Look through the records and copy each line that has "this" in it.
○ ○ ○ ○ ○
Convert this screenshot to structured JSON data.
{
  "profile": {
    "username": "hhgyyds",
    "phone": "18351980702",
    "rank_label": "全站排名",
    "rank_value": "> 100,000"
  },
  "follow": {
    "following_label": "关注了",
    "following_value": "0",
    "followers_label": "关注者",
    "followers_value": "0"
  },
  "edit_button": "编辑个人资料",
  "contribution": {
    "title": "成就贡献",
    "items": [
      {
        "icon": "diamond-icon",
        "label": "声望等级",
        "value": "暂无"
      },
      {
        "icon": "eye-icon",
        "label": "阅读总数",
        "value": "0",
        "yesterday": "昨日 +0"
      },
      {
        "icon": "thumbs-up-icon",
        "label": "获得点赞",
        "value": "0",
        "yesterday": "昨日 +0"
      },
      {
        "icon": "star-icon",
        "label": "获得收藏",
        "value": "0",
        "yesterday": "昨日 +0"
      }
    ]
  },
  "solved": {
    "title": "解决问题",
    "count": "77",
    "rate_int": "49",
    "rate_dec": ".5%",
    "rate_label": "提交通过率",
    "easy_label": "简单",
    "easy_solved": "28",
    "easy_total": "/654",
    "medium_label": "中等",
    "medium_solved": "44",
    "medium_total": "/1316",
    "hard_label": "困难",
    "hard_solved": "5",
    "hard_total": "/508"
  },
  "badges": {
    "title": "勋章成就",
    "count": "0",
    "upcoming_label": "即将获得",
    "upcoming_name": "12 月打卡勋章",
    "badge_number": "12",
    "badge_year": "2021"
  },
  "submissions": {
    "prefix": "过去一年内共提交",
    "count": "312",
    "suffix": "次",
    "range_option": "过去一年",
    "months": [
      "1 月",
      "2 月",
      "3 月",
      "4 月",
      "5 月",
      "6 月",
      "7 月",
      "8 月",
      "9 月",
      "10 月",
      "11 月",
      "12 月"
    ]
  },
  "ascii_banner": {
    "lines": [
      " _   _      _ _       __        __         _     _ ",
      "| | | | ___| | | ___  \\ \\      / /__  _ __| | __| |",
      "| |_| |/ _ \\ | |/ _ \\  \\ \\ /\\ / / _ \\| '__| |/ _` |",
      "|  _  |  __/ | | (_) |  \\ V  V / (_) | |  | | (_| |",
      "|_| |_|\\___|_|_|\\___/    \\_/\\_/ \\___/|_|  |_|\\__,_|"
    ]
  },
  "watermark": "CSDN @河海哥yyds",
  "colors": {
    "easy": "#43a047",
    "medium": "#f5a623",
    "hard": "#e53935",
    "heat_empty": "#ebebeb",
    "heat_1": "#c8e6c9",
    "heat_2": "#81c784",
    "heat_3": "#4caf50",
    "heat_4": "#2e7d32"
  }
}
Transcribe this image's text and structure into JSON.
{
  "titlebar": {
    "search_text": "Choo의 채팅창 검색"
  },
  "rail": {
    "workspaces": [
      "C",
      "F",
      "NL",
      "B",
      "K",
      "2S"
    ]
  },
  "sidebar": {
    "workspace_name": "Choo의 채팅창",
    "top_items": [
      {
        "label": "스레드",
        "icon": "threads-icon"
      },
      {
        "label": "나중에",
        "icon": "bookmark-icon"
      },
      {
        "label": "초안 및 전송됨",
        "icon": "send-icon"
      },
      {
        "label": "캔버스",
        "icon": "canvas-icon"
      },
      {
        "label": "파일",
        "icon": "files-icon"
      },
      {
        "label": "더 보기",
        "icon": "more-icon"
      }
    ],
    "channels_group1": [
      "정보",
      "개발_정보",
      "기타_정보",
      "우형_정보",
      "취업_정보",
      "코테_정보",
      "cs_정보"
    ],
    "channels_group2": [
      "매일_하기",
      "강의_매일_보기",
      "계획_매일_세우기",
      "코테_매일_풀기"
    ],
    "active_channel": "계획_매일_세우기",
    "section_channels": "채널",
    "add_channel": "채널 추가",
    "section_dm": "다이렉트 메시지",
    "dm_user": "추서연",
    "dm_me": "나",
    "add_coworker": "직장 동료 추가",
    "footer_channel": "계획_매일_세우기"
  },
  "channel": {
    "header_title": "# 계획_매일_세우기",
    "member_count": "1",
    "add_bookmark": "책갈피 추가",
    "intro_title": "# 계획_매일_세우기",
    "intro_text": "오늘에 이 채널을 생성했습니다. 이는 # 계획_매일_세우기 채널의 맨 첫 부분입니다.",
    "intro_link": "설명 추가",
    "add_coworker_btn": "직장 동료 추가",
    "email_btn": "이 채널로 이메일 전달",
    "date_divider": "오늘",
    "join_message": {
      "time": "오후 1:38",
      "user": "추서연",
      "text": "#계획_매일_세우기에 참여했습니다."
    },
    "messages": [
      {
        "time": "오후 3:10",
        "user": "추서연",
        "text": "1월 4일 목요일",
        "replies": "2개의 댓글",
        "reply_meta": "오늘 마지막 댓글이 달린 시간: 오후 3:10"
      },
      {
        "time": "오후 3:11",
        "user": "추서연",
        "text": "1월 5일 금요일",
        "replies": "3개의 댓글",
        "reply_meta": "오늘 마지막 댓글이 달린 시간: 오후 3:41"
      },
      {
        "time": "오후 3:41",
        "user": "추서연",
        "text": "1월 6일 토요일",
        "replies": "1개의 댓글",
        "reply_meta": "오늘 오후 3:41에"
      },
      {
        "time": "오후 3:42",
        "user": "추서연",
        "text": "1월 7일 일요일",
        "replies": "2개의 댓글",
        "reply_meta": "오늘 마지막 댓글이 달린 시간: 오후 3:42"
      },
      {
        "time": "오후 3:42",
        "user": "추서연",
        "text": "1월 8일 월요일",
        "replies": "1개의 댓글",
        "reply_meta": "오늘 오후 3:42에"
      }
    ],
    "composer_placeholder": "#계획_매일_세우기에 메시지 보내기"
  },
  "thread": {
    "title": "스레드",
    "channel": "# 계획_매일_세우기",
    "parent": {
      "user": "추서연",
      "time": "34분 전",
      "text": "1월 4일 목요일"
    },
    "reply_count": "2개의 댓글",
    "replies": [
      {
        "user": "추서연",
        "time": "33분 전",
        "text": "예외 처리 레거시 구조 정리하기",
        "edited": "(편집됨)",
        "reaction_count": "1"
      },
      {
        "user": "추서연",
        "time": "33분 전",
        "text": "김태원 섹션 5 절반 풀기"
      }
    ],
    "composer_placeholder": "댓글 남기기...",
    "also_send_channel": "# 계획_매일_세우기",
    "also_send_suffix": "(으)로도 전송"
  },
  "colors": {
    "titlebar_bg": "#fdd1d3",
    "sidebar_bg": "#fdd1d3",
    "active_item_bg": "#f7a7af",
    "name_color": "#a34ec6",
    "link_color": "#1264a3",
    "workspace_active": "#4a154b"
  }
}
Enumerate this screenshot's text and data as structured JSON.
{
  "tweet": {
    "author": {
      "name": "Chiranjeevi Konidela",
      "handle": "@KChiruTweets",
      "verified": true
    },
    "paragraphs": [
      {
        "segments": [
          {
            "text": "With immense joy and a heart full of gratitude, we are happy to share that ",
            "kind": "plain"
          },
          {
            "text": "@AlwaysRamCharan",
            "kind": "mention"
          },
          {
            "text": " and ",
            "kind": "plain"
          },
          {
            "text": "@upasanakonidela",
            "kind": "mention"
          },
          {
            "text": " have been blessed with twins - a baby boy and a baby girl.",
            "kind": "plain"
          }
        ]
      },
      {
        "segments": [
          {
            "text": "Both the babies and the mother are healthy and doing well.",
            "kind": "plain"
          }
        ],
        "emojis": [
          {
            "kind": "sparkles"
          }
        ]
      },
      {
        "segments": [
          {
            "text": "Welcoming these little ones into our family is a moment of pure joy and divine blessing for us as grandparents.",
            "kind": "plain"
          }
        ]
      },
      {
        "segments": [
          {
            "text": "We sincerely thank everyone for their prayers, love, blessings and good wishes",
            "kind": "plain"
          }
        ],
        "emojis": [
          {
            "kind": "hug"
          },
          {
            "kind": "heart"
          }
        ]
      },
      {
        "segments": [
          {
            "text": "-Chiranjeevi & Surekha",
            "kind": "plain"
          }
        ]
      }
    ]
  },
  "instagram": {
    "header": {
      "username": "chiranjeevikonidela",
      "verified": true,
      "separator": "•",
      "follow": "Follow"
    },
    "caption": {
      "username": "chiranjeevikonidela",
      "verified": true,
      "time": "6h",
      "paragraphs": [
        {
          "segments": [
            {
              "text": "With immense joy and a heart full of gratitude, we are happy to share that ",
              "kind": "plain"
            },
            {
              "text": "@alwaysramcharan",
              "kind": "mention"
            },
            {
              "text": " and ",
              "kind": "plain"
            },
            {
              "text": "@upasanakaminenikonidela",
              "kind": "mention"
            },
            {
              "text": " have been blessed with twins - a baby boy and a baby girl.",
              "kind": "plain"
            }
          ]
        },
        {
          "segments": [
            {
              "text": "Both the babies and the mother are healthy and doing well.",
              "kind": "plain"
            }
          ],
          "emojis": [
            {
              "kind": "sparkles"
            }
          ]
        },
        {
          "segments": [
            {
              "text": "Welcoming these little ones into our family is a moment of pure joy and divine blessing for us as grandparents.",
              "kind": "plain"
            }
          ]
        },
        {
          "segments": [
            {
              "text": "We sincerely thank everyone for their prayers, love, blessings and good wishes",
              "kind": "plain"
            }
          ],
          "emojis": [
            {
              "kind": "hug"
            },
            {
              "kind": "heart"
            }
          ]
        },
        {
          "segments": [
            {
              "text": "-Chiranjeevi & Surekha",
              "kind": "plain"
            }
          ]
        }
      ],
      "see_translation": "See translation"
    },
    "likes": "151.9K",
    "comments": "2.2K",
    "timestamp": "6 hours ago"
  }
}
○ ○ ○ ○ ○
### The answer
Convert this screenshot to structured JSON data.
Transcribe this image's text and structure into JSON.
Enumerate this screenshot's text and data as structured JSON.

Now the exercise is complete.